Israeli Arabs have never been so in demand, and they have the strong showing of the hard-line anti-Arab Yisrael Beiteinu party to thank. This is the thesis of the novelist and satiric columnist Sayed Kashua in Haaretz. Kashua, one of the country’s best-known Israeli Arab writers, has a knack of giving a great insight in to the complexities of Israeli-Arab identity, which he alludes to so entertainingly this essay.
Late last week when President Shimon Peres chose Likud leader Benjamin Netanyahu to form the new government, every Israeli, whatever their political opinions, had reason to celebrate.
This is no endorsement of the hawkish Likud party. Rather, it is a simple observation that in the days between the election and Peres’ decision, newspapers here became as dull as dishwater.
For almost a fortnight, newspapers had nothing to say, except to speculate which party’s leader various factions would recommend to Peres. And it was hardly rocket science to predict that the right-wing parties, a majority, would endorse the right-wing option, Netanyahu.
There was even detailed coverage of Kadima going to tell Peres whom it favored for Prime Minister (amazingly its own Livni) and Likud going to make its nomination (yes, Netanyahu).
Every month, Tel Aviv University pollsters gauge Israeli public opinion. Here are the numbers, just in, from their latest poll:
• 17% of people are happy with the election results and 43% are disappointed.
• 90% of people would vote the same way if given the chance to vote again.
• Kadima is more popular than Likud, like it was in the election.

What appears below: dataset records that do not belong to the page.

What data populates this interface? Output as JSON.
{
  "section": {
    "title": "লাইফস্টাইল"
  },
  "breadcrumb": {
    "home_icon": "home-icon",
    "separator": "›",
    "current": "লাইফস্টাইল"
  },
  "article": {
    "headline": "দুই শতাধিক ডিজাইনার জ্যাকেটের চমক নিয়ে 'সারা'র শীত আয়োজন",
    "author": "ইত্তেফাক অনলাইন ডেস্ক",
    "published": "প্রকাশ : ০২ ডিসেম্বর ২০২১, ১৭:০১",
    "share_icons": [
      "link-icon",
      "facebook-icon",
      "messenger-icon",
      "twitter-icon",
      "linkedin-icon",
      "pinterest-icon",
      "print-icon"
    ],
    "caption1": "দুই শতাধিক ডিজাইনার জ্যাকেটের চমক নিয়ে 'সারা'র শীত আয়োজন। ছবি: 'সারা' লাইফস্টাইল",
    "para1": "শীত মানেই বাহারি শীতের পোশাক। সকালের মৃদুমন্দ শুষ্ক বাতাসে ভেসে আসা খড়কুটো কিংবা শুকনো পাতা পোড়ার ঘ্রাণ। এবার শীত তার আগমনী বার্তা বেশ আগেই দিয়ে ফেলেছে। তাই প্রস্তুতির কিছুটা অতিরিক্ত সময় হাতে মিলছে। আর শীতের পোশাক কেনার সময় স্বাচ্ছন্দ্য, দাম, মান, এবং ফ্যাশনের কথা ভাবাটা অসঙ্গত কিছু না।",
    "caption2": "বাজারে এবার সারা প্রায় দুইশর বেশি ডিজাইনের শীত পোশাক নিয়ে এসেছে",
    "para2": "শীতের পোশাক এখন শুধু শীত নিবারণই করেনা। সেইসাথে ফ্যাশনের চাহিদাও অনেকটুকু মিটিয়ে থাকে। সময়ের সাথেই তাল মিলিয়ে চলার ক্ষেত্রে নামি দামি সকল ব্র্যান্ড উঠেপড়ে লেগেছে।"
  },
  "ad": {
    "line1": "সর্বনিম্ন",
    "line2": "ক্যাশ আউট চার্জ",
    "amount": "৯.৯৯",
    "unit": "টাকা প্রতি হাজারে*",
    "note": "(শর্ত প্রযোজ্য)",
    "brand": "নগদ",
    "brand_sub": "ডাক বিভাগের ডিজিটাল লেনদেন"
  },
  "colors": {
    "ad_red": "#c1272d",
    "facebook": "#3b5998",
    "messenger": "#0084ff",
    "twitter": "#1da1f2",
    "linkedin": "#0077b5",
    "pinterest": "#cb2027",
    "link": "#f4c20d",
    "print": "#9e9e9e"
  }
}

If polls were held again, 30% of people would vote Kadima and 27% would vote Likud.
• Regarding their preference for Prime Minister, 37.5% of people want Likud leader Benjamin Netanyahu and 37.6% want Kadima leader Tzipi Livni.
• 36% of people want a unity government of Likud, Kadima and Labor. 22% want a Likud-led rightist coalition and 16% want a coalition of Likud, Kadima and Yisrael Beitenu.
• Some 77% of people think that the release of captured soldier Gilad Shalit should be a prerequisite to any Israel-Hamas ceasefire agreement.
• A third of people are content with the results of the recent Gaza operation (Operation Cast Lead); 36% are disappointed.